  15. 15.
    Lu, Y., Guo, J.: Appl. Phys. Lett. 97, 073105 (2010) ADSCrossRefGoogle Scholar
  16. 16.
    Pereira, V.M., Neto, A.H.C.: Phys. Rev. Lett. 103, 046801 (2009) ADSCrossRefGoogle Scholar
  17. 17.
    Low, T., Guinea, F.: Nano Lett. 10, 3551 (2010) ADSCrossRefGoogle Scholar
  18. 18.
    Levy, N., et al.: Science 329, 544 (2010) ADSCrossRefGoogle Scholar
  19. 19.
    Kang, J., et al.: Appl. Phys. Lett. 96, 252105 (2010) ADSCrossRefGoogle Scholar
  20. 20.
    Ni, Z.H., et al.: ACS Nano 2, 2301 (2008) CrossRefGoogle Scholar
  21. 21.
    Pereira, V.M., et al.: Phys. Rev. B 80, 045401 (2009) ADSCrossRefGoogle Scholar
  22. 22.
    Choi, S.-M., et al.: Phys. Rev. B 81, 081407 (R) (2010) ADSGoogle Scholar
  23. 23.
    Treidel, O.-B., et al.: Phys. Rev. Lett. 104, 063901 (2010) ADSCrossRefGoogle Scholar
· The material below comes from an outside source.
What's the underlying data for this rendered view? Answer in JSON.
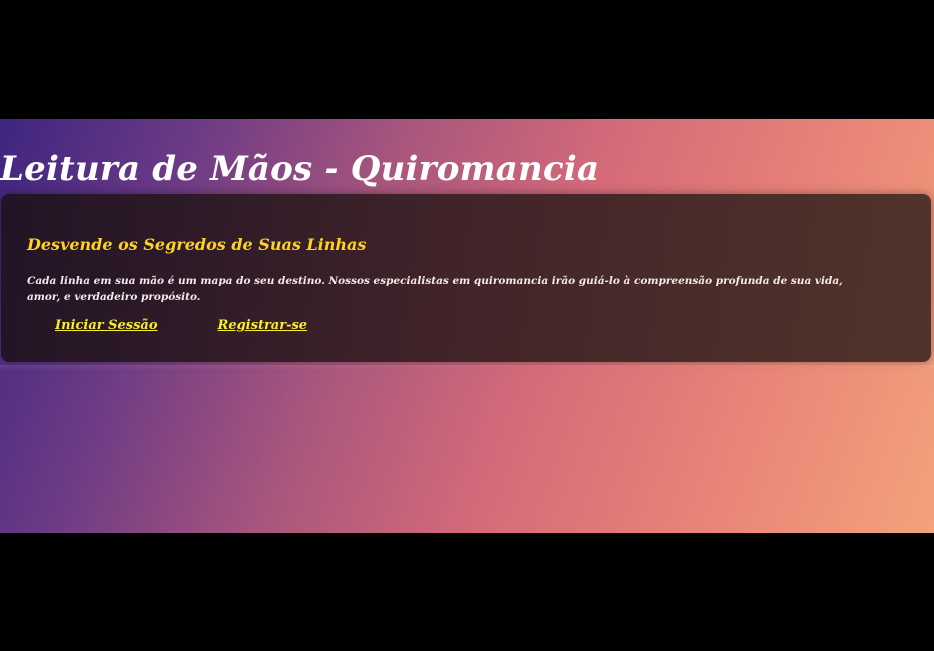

Copyright information

© Springer Science+Business Media, LLC 2010

Authors and Affiliations

  1. 1.Thailand Center of Excellence in Physics, Commission Higher on EducationMinistry of EducationBangkokThailand

Personalised recommendations